History professors explore their love of history & its importance in our lives
“When did you stop worrying and learn to love history?” Professor Jonathan Sheehan, Director of Berkeley Connect History asked, beginning an incredibly informative two-hour panel with History professors Mary Elizabeth Berry, James Vernon, and Caitlin Rosenthal. The secret, according to Professor Berry: “None of us have stopped worrying at all.”
But love history they do, and each shared their journey to becoming a historian. Professor Vernon recognized his passion early, sharing that he had an “intense fascination with grandparents” from the time he was young because of a genuine interest in the past and what it was like to live in it. Professor Rosenthal, in contrast, had no idea when she first entered college. “I took my first history class for a boy,” Rosenthal admitted. “We had dated briefly, and then he dumped me, but he had mentioned this great history class he had taken. I thought we’d have more to talk about if I took it. We never got back together, thank God. But I did take a fantastic history class.” For Berry, it wasn’t until 1980 when she was already teaching in the History department at Cal that she truly came to love history.
In fact, Berry, who has taught for over 40 years about Japanese history, became a professor because of her respect for her own teachers. “I was a successful student, not necessarily a good one. But I worked hard because I wanted to please my teachers. I wanted to be like them, and I just admired them hugely.” She taught briefly at the University of Michigan, Ann-Arbor before coming to UC Berkeley in 1978. In the fall of 1980, one of her colleagues challenged a passage in a book she’d already finished. “You have to have something to say. It has to mean something. He helped me see that. I didn’t love the work before, and then I did,” Berry said.

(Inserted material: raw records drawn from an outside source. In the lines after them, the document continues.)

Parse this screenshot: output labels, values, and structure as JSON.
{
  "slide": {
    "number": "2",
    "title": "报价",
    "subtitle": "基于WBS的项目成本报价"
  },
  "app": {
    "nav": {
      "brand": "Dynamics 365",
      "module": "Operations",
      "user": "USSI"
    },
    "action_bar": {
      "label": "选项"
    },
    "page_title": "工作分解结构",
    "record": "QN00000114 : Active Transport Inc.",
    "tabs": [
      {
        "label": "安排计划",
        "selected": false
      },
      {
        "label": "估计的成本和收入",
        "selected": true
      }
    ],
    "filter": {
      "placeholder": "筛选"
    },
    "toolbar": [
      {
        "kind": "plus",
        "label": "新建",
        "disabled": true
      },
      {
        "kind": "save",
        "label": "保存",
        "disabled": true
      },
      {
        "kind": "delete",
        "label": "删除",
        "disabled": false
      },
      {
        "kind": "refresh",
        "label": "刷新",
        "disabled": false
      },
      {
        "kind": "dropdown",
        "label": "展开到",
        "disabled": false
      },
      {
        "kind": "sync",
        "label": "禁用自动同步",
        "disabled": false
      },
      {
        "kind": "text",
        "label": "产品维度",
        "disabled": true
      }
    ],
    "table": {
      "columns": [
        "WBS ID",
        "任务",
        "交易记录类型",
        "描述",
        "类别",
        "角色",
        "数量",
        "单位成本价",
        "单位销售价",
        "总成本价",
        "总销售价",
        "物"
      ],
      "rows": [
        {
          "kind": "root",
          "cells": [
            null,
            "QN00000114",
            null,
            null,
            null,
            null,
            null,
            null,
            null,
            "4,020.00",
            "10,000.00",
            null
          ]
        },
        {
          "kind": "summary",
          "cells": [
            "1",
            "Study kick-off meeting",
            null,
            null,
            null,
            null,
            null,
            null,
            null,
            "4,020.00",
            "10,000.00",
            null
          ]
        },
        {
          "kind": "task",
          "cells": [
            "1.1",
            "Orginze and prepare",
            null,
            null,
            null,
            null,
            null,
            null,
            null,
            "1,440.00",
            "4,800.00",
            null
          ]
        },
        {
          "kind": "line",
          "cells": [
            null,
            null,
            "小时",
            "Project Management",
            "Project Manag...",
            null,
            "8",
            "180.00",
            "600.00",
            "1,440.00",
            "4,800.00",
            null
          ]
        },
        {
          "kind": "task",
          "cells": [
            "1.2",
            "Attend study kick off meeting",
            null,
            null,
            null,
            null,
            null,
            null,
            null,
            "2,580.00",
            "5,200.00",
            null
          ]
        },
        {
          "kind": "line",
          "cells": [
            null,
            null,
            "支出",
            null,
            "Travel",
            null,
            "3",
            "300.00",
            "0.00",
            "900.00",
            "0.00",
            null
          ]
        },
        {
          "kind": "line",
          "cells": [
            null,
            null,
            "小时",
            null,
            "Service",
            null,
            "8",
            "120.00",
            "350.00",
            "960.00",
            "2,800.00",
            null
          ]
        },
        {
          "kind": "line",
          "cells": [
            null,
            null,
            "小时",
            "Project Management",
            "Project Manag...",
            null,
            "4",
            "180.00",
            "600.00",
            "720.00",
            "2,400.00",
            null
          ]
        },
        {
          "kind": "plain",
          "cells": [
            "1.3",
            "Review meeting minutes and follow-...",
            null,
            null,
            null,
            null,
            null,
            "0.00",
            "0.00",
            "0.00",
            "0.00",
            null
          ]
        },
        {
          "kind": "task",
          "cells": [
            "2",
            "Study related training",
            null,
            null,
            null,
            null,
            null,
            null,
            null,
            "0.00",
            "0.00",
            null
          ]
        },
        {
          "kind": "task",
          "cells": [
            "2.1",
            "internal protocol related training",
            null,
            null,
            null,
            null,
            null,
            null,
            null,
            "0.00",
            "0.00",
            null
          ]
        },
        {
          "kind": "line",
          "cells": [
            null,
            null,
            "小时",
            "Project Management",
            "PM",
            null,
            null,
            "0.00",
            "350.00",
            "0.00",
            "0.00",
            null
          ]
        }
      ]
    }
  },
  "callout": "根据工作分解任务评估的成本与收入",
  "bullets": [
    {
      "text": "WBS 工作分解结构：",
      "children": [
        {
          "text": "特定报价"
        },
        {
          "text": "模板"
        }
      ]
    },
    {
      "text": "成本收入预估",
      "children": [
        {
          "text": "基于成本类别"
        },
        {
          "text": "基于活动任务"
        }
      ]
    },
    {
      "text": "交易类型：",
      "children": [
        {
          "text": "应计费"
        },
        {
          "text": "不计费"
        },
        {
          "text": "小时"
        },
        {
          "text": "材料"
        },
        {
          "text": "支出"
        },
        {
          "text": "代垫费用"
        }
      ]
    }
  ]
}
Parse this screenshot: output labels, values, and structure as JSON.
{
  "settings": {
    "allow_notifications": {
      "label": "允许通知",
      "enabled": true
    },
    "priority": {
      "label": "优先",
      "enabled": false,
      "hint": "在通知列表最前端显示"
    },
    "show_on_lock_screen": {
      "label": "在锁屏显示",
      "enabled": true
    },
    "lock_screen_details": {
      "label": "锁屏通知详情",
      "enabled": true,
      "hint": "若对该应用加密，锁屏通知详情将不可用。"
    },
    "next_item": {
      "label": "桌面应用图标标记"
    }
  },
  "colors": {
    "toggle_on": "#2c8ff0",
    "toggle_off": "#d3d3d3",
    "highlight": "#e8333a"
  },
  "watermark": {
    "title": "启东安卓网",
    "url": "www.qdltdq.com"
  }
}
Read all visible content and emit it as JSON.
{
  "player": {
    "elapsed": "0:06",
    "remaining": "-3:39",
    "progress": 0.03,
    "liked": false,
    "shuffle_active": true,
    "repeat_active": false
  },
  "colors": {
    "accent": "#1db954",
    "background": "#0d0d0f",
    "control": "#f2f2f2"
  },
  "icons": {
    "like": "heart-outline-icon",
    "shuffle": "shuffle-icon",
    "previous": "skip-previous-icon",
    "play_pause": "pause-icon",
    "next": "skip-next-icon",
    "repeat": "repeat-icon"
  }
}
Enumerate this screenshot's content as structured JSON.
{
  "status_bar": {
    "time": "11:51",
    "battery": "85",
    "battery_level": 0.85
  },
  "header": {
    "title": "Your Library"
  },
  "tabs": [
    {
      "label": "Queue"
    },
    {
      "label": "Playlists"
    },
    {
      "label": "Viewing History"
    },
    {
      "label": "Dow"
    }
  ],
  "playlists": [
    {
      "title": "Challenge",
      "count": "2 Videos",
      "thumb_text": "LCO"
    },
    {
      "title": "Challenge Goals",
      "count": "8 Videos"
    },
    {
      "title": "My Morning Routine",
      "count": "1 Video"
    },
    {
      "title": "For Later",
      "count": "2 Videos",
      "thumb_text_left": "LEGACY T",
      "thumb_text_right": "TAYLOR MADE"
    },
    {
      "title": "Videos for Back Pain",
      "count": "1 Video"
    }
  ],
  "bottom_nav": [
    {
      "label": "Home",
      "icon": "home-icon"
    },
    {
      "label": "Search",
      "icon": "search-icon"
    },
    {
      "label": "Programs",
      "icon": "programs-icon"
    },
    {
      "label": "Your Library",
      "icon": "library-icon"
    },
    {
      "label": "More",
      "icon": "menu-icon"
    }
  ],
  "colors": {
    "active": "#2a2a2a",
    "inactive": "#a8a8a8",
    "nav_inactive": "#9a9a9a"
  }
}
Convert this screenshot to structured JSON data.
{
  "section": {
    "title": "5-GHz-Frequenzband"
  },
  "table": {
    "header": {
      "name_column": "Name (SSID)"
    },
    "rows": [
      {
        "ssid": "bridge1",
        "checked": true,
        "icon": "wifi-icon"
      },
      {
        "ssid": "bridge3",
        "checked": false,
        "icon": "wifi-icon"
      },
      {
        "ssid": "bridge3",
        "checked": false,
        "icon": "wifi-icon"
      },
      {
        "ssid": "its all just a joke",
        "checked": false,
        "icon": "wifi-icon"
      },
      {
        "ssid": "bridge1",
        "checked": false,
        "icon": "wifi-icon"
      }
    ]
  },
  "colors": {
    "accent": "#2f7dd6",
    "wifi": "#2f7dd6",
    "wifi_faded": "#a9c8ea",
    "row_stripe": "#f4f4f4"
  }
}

Vernon admitted that unlike Berry, he was not a good student at all. It was a history teacher that first awakened his passion. “He was the first person who taught me that history was not about remembering a lot of dates and facts,” Vernon recalled. “He was so passionate, and he loved arguing and challenging the way we saw the past.” Vernon grew up in the 1980s, a tumultuous time in Britain. History became the way Vernon engaged in political debate, and it is something Vernon continues to do today as a professor of modern British history. “For me, history is about arguing about the present. It’s about re-evaluating the way we think about the past and critically think about how we came to be here.”
Rosenthal, too, recalled her own journey from wanting to study math and painting to becoming a historian of numeracy and the way fields like accounting relate to American democracy and capitalism. After taking a history class that debunked many of her misconceptions of history, including that it was apolitical, she came across a passage about the veil of the self that fascinated her. “I found this idea totally intoxicating, and it hooked me,” Rosenthal said. After college, however, Rosenthal found her life and her interests take another surprising turn. She found a job as a consultant and ended up working in a variety of fields – from garbage companies to insurance firms and even a railroad. “Basically, I took a tour of American industry,” Rosenthal noted with a laugh. She realized that these companies had more to do with the daily lives of people than a lot of things she’d studied before, and became intensely interested in the question of how businesses got big and how that changed the way they treated their workers.
After each professor shared how they came to discover their love for history, the panel opened to questions that covered everything from life after school and balancing life and work to graduate school to finding your calling. When asked about the value of history in daily life, Berry noted, “History is the mother discipline. It’s a huge house. The more people encounter it, the better.” Rosenthal agrees. “History is incredibly useful. In history, you are either trying to create a story out of little evidence or being crushed under evidence. As a consultant, I found myself in these situations all the time.”
They may have not stopped worrying, but maybe that isn’t a bad thing. “I don’t think I know a single colleague who is not riddled with doubt – but that is what compels us to try to make sense of the past,” Vernon said. So, history students, just keep worrying. It’s fine. So do your professors!
posted by Katherine Wang
Berkeley Connect Communications Assistant